Sampson has won 624 games as a Division I coach. In the 26 seasons since his worst at Washington State, he’s led Oklahoma, Indiana and Houston to the NCAA tournament 18 times. When he was named head coach at Houston in 2014 - after a valuable six seasons as an NBA assistant - the Cougars had been to one NCAA tournament in the previous 21 seasons. The glory days of Olajuwon, Drexler and Phi Slama Jama in the early 1980s had faded into the archives. Now, the Cougars haven’t missed March Madness since 2017.
Dean Smith, the legendary UNC coach who held annual coaching clinics for the state’s high school coaches and also fought for equality, was an early inspiration. So was Indiana’s Bobby Knight, who Sampson coached agains in the 1987 NCAA tournament. College coaching giants John Thompson, John Chaney, George Raveling and Nolan Richardson provided examples of how to thrive with integrity at the highest level.

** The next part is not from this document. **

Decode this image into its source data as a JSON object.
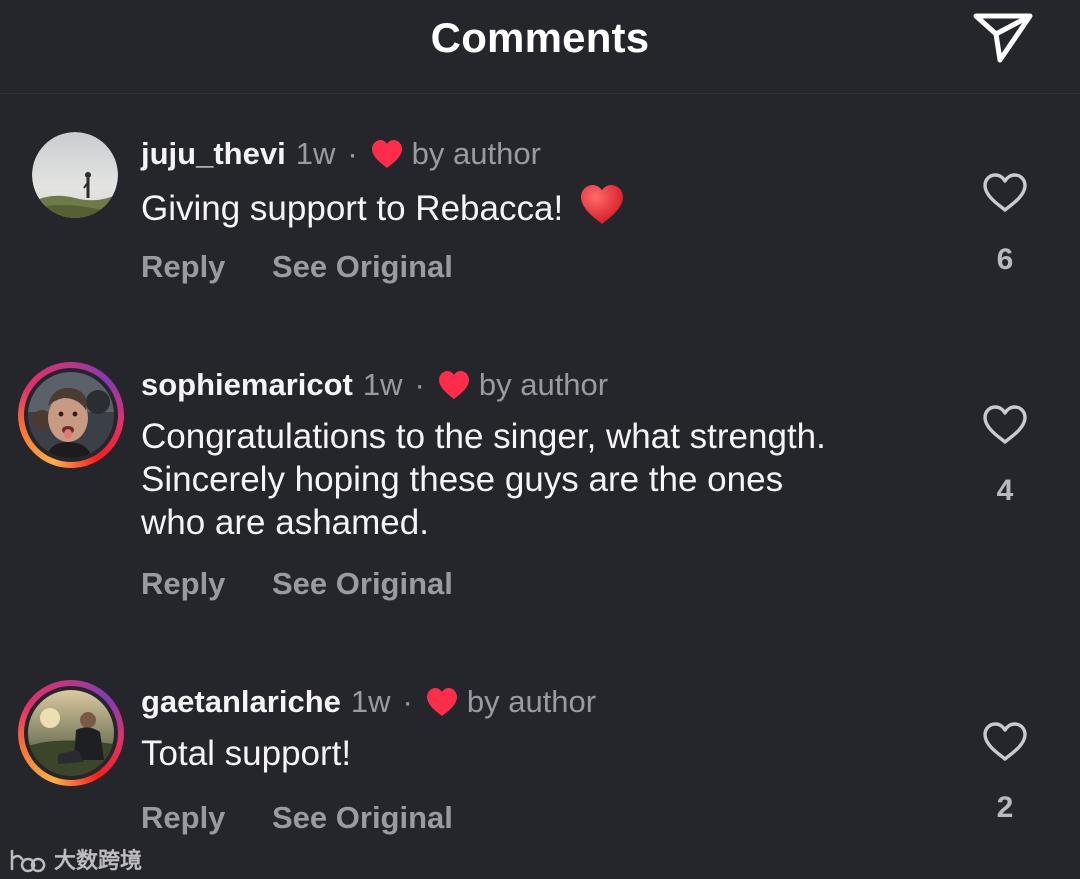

Sampson learned from each man, taking pieces to form his own style. The modern Cougars are the toughest team in the land. They own the paint and the backboards and force opponents to suffer and struggle to create an open shot at the basket.
Life is good. He and his wife, Karen, met at Pembroke HS and have been married more than 30 years. His son, Kellen, who played for him at Oklahoma, is his top assistant coach. His daughter, Lauren, is the basketball program’s director of external operations. Sampson spent Halloween morning with his two young grandchildren but it’s fair to say a portion of his thoughts may have been on the upcoming practice that afternoon.
“They don’t rebound like that because I ask them to,” Sampson said.
Rather, the game’s most grueling component is demanded.
Each day is another day to improve.
Sampson lives for the process.
He has a ritual prior to each Houston practice as his players line up on the floor to start stretching. He likes to walk slowly, closely up-and-down each line.
“I can smell bad body language,” he said.
When he detects a player may not be fully engaged, he starts ‘working on him.’
The traits Houston reveals each game on the court must be cultivated, gradually, daily, over time. Each season is a new book, ready to be written. Any success enjoyed in the past is irrelevant as it pertains to reaching this season’s goals. Sampson’s experience keeps his team from getting too excited for one moment or one game.
“We’re not allowed to have any bad days of practice.”